Best Shrubs for Shade

Aucuba japonica ‘Variegata.’ Thrives in almost all light levels, including deep shade.

Shade-loving shrubs provide great structure and interest of form to shady spots.

Aucuba japonica is a fantastic choice, with glossy evergreen foliage that copes well even with dry soil. Some varieties, like A. japonica ‘Variegata’ or A. japonica ‘Marmorata’ have striking variegated leaves.

Euonymus fortunei varieties are another top pick, with their brightening foliage.

Elaeagnus is a hardy shrub that can withstand almost anything, brightening up the darkest corners of the garden.

Fatsia japonica, with its architectural leaves, is another shrub that copes with little to no direct sunlight. A good planting combination is together with other evergreens.

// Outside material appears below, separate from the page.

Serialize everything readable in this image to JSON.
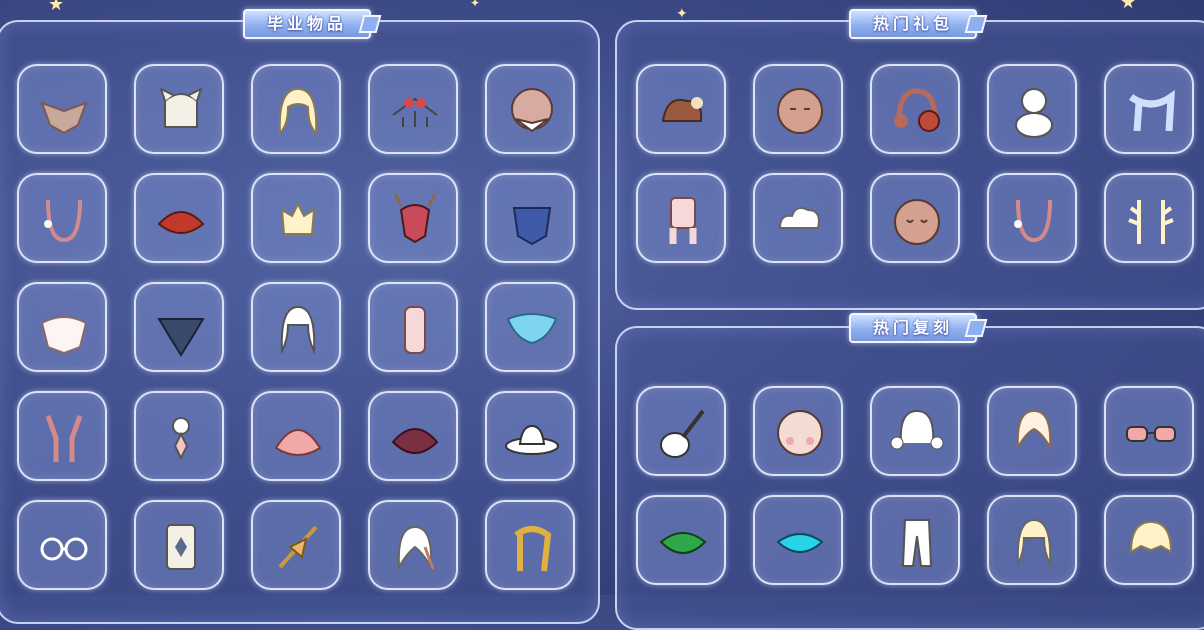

A water-side section of our RHS Chelsea Flower Show 2015 garden. A cool vision created by flowering dogwoods, Hostas and Fatsia japonica.

The natural habitat of a plant is always a strong sign of where it will grow successfully in your garden.

Ilex varieties are woodland plants and as such grow happily in the shade.

Skimmias are also naturally found in forests and woods and need semi or full shade – in fact, their leaves scorch easily in full sun.

Mahonia varieties, bringing vibrant brightness to the winter garden.

We also highly recommend Mahonia varieties. Many of these tough shrubs also add real winter interest, like Mahonia x media ‘Charity’.

Sarcococca is another shrub genus with strong winter associations, with clusters of white flowers appearing from December. Sarcococcas can cope with difficult spots, including dry shade.

Camellia flowers lifting a shady spot.

A number of shade-loving shrubs also grow well on acid soils, including Camellias and Rhododendrons, as long as the soil is not too dry.

Best Ground Cover Plants for Shade

Vinca providing ground cover against a wall.

There are many plants that can create an attractive carpet in a shady spot, highlighting taller structural plants. We particularly love Cornus canadensis, aptly known as ‘creeping dogwood’, the dwarf evergreen shrub Gaultheria procumbens and Vinca varieties.

Some may consider it a nuisance, but if controlled Hedera helix, better known as Common Ivy, provides attractive trailing ground cover.

Pachysandra terminalis, with its glossy green leaves, is also perfect for carpeting bare areas between trees and shrubs.

Best Herbaceous Perennials for Shade

Tiarella ‘Spring Symphony’. A great perennial for shade or semi-shade.

Shady garden spots don’t have to be entirely in tones of green. There are many perennials that produce bright flowers throughout the year.

Geranium ‘Rozanne’. Flowers notoriously go on and on.

Anemones are some of the very best plants for shade, with different varieties producing flowers from early spring all the way to late November.

Geranium is also a huge genus, included varieties suitable for almost any spot in the garden.

Many shades of Astilbe.

Pulmonaria is one of the earliest plants to flower in the spring.

Also flowering in spring are Epimedium varieties. Epimediums produce elegantly unusual flowers and many are tolerant of dry shade.

Tiarella, meaning little tiara, produces feathery flower spikes in the spring.

Astilbe varieties throw up fantastic, long spikes in summer – often a trickier colour season in the shade garden. They do not grow well in dry shade conditions, requiring moist soil.

Alchemilla mollis tolerates dry shade and produces tiny yellow flowers from June into autumn.

Also bringing interest to the later part of the year is Tradescentia, with distinctive three-petalled flowers.

There are also lovely modest perennials to complete the shade garden.

Brunnera varieties make great ground cover and do particularly well in dappled shade. On the other hand, you may be more inclined towards garden drama.

Some Hosta varieties, considered one of the best foliage plants for light shade, are extremely showy and architectural.

Top Tips for Growing in Shade

  • Shady spots unsurprisingly need less water than sunny ones. But, they can often create an environment where fungal conditions thrive. When you do water, make sure to water the soil and not the leaves.
  • Some shady spots are so deep that no plants will grow there. If you can thin out trees to let more light through, this will help these spots (be sure to seek professional help for any large trees).